* **Page and application data records**:

BEGIN

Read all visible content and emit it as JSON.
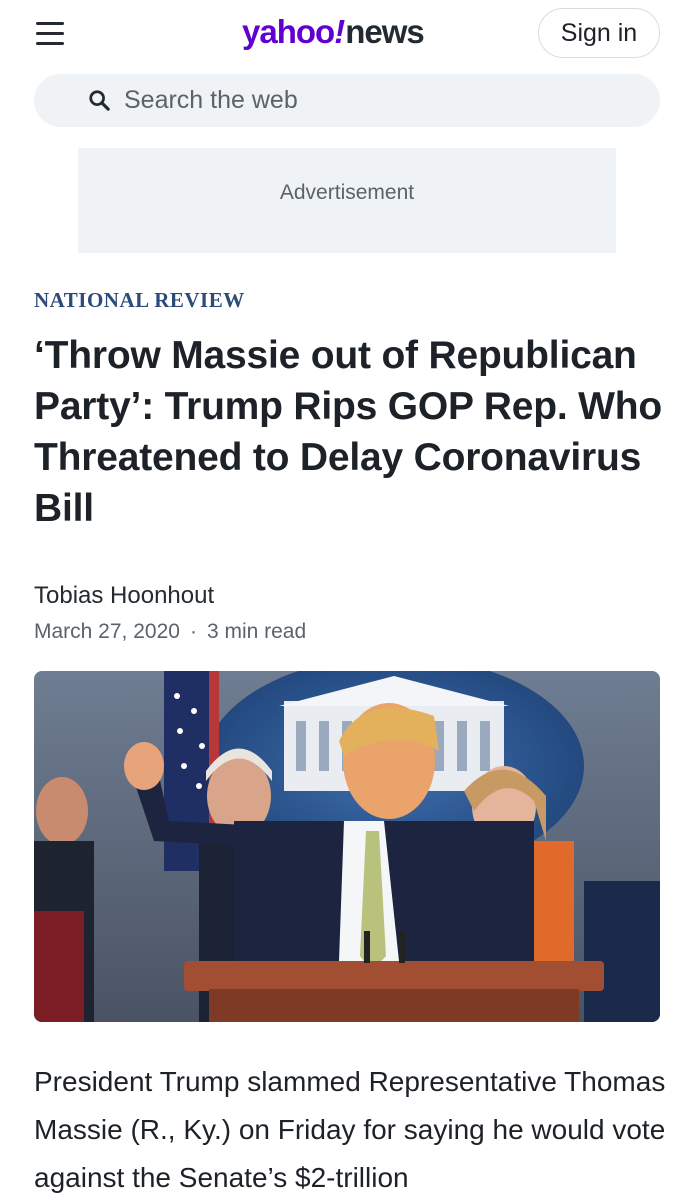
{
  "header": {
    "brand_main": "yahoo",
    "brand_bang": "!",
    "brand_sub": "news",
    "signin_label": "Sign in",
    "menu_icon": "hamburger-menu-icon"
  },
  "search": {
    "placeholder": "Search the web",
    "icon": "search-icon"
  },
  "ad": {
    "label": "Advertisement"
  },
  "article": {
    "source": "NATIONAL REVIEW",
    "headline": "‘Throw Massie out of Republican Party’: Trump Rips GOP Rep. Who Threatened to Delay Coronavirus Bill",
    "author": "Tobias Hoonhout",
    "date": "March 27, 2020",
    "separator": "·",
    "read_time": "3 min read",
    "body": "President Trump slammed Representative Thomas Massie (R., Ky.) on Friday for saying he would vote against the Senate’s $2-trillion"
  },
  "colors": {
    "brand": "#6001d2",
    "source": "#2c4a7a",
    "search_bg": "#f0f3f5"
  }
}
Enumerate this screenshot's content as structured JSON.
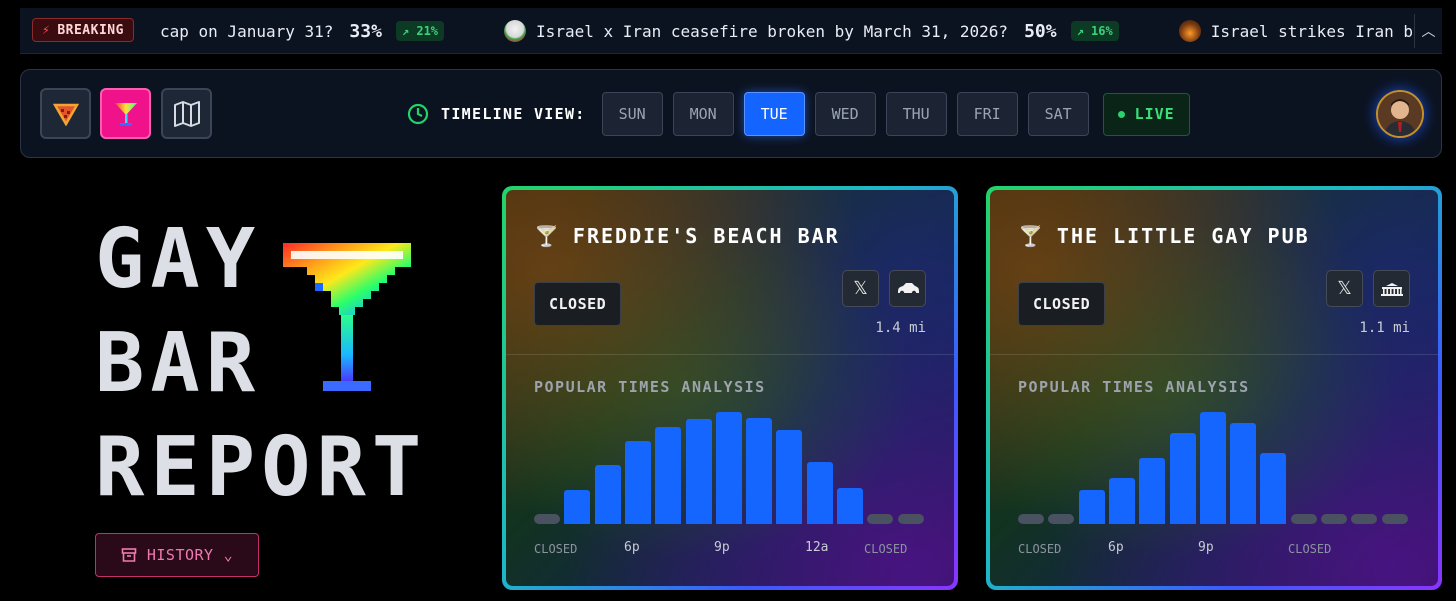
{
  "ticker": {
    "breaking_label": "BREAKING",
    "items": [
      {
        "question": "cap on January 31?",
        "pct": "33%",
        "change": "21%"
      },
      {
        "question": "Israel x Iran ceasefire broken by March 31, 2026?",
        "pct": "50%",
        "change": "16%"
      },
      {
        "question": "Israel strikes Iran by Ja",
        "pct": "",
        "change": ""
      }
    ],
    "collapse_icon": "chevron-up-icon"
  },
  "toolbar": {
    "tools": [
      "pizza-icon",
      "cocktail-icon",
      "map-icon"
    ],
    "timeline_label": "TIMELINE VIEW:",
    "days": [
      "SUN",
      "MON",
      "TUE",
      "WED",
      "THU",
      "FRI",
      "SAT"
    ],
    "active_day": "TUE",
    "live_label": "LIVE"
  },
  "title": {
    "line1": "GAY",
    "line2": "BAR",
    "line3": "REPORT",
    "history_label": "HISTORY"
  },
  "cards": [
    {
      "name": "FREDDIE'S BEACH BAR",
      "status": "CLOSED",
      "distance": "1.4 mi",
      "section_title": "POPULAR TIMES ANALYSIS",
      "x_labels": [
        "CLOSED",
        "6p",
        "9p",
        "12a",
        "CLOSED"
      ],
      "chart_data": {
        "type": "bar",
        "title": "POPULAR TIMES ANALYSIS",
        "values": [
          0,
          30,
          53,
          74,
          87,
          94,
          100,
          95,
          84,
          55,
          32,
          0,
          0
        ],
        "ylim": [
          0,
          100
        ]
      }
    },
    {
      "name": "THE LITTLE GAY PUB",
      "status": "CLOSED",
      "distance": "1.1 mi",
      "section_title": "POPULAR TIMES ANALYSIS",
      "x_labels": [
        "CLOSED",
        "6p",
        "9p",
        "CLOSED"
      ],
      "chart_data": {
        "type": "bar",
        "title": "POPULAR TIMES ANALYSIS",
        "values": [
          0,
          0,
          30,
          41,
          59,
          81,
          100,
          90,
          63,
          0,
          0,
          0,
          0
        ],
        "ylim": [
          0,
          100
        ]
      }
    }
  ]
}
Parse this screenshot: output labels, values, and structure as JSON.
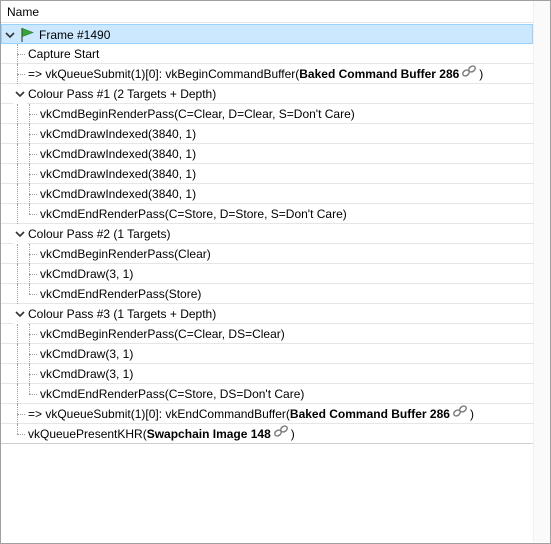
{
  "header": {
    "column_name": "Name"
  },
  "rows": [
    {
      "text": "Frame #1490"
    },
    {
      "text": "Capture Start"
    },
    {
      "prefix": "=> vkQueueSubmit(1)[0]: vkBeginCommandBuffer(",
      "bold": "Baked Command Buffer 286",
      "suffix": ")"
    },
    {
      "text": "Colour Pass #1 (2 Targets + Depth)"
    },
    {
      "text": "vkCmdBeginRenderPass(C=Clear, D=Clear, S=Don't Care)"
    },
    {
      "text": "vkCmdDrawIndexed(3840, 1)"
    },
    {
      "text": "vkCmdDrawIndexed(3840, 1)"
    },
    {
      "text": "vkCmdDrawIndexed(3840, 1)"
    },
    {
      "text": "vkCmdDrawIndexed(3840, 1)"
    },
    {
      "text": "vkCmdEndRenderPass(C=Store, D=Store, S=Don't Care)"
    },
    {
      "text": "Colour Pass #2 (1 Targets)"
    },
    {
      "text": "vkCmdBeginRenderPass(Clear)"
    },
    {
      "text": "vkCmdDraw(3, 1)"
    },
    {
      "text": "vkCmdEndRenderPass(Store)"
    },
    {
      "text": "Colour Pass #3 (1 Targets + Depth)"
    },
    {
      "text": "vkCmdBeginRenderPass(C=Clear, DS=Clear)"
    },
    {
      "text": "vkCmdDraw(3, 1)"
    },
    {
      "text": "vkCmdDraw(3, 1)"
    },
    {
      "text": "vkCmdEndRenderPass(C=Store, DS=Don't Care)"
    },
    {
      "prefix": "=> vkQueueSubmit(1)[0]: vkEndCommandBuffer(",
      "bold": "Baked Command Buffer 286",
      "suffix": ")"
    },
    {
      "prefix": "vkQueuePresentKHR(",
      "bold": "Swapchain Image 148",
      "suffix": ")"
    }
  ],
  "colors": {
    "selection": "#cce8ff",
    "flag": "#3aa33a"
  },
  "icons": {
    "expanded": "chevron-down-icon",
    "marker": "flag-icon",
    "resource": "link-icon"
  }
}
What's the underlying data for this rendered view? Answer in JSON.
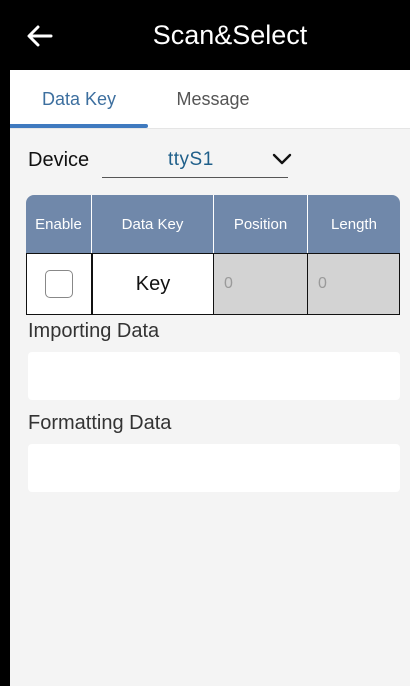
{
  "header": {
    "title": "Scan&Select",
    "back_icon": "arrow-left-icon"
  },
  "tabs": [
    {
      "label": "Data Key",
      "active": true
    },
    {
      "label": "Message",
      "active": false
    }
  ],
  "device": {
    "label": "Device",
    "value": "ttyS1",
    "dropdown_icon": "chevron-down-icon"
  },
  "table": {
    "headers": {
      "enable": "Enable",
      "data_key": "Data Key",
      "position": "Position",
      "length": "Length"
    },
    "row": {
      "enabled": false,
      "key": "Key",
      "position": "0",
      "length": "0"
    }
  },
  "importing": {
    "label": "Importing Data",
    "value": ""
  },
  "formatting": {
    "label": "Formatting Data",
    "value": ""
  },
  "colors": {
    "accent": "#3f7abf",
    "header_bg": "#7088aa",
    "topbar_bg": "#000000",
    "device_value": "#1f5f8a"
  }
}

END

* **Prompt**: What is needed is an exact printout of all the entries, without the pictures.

* **Solution**:
Read all visible content and emit it as JSON.
{
  "header": {
    "brand_main": "yahoo",
    "brand_bang": "!",
    "brand_sub": "news",
    "signin_label": "Sign in",
    "menu_icon": "hamburger-menu-icon"
  },
  "search": {
    "placeholder": "Search the web",
    "icon": "search-icon"
  },
  "ad": {
    "label": "Advertisement"
  },
  "article": {
    "source": "NATIONAL REVIEW",
    "headline": "‘Throw Massie out of Republican Party’: Trump Rips GOP Rep. Who Threatened to Delay Coronavirus Bill",
    "author": "Tobias Hoonhout",
    "date": "March 27, 2020",
    "separator": "·",
    "read_time": "3 min read",
    "body": "President Trump slammed Representative Thomas Massie (R., Ky.) on Friday for saying he would vote against the Senate’s $2-trillion"
  },
  "colors": {
    "brand": "#6001d2",
    "source": "#2c4a7a",
    "search_bg": "#f0f3f5"
  }
}
Enumerate this screenshot's content as structured JSON.
{
  "ticker": {
    "breaking_label": "BREAKING",
    "items": [
      {
        "question": "cap on January 31?",
        "pct": "33%",
        "change": "21%"
      },
      {
        "question": "Israel x Iran ceasefire broken by March 31, 2026?",
        "pct": "50%",
        "change": "16%"
      },
      {
        "question": "Israel strikes Iran by Ja",
        "pct": "",
        "change": ""
      }
    ],
    "collapse_icon": "chevron-up-icon"
  },
  "toolbar": {
    "tools": [
      "pizza-icon",
      "cocktail-icon",
      "map-icon"
    ],
    "timeline_label": "TIMELINE VIEW:",
    "days": [
      "SUN",
      "MON",
      "TUE",
      "WED",
      "THU",
      "FRI",
      "SAT"
    ],
    "active_day": "TUE",
    "live_label": "LIVE"
  },
  "title": {
    "line1": "GAY",
    "line2": "BAR",
    "line3": "REPORT",
    "history_label": "HISTORY"
  },
  "cards": [
    {
      "name": "FREDDIE'S BEACH BAR",
      "status": "CLOSED",
      "distance": "1.4 mi",
      "section_title": "POPULAR TIMES ANALYSIS",
      "x_labels": [
        "CLOSED",
        "6p",
        "9p",
        "12a",
        "CLOSED"
      ],
      "chart_data": {
        "type": "bar",
        "title": "POPULAR TIMES ANALYSIS",
        "values": [
          0,
          30,
          53,
          74,
          87,
          94,
          100,
          95,
          84,
          55,
          32,
          0,
          0
        ],
        "ylim": [
          0,
          100
        ]
      }
    },
    {
      "name": "THE LITTLE GAY PUB",
      "status": "CLOSED",
      "distance": "1.1 mi",
      "section_title": "POPULAR TIMES ANALYSIS",
      "x_labels": [
        "CLOSED",
        "6p",
        "9p",
        "CLOSED"
      ],
      "chart_data": {
        "type": "bar",
        "title": "POPULAR TIMES ANALYSIS",
        "values": [
          0,
          0,
          30,
          41,
          59,
          81,
          100,
          90,
          63,
          0,
          0,
          0,
          0
        ],
        "ylim": [
          0,
          100
        ]
      }
    }
  ]
}
Parse this screenshot: output labels, values, and structure as JSON.
{
  "header": {
    "column_name": "Name"
  },
  "rows": [
    {
      "text": "Frame #1490"
    },
    {
      "text": "Capture Start"
    },
    {
      "prefix": "=> vkQueueSubmit(1)[0]: vkBeginCommandBuffer(",
      "bold": "Baked Command Buffer 286",
      "suffix": ")"
    },
    {
      "text": "Colour Pass #1 (2 Targets + Depth)"
    },
    {
      "text": "vkCmdBeginRenderPass(C=Clear, D=Clear, S=Don't Care)"
    },
    {
      "text": "vkCmdDrawIndexed(3840, 1)"
    },
    {
      "text": "vkCmdDrawIndexed(3840, 1)"
    },
    {
      "text": "vkCmdDrawIndexed(3840, 1)"
    },
    {
      "text": "vkCmdDrawIndexed(3840, 1)"
    },
    {
      "text": "vkCmdEndRenderPass(C=Store, D=Store, S=Don't Care)"
    },
    {
      "text": "Colour Pass #2 (1 Targets)"
    },
    {
      "text": "vkCmdBeginRenderPass(Clear)"
    },
    {
      "text": "vkCmdDraw(3, 1)"
    },
    {
      "text": "vkCmdEndRenderPass(Store)"
    },
    {
      "text": "Colour Pass #3 (1 Targets + Depth)"
    },
    {
      "text": "vkCmdBeginRenderPass(C=Clear, DS=Clear)"
    },
    {
      "text": "vkCmdDraw(3, 1)"
    },
    {
      "text": "vkCmdDraw(3, 1)"
    },
    {
      "text": "vkCmdEndRenderPass(C=Store, DS=Don't Care)"
    },
    {
      "prefix": "=> vkQueueSubmit(1)[0]: vkEndCommandBuffer(",
      "bold": "Baked Command Buffer 286",
      "suffix": ")"
    },
    {
      "prefix": "vkQueuePresentKHR(",
      "bold": "Swapchain Image 148",
      "suffix": ")"
    }
  ],
  "colors": {
    "selection": "#cce8ff",
    "flag": "#3aa33a"
  },
  "icons": {
    "expanded": "chevron-down-icon",
    "marker": "flag-icon",
    "resource": "link-icon"
  }
}
What's the underlying data for this rendered view? Answer in JSON.
{
  "header": {
    "title": "Scan&Select",
    "back_icon": "arrow-left-icon"
  },
  "tabs": [
    {
      "label": "Data Key",
      "active": true
    },
    {
      "label": "Message",
      "active": false
    }
  ],
  "device": {
    "label": "Device",
    "value": "ttyS1",
    "dropdown_icon": "chevron-down-icon"
  },
  "table": {
    "headers": {
      "enable": "Enable",
      "data_key": "Data Key",
      "position": "Position",
      "length": "Length"
    },
    "row": {
      "enabled": false,
      "key": "Key",
      "position": "0",
      "length": "0"
    }
  },
  "importing": {
    "label": "Importing Data",
    "value": ""
  },
  "formatting": {
    "label": "Formatting Data",
    "value": ""
  },
  "colors": {
    "accent": "#3f7abf",
    "header_bg": "#7088aa",
    "topbar_bg": "#000000",
    "device_value": "#1f5f8a"
  }
}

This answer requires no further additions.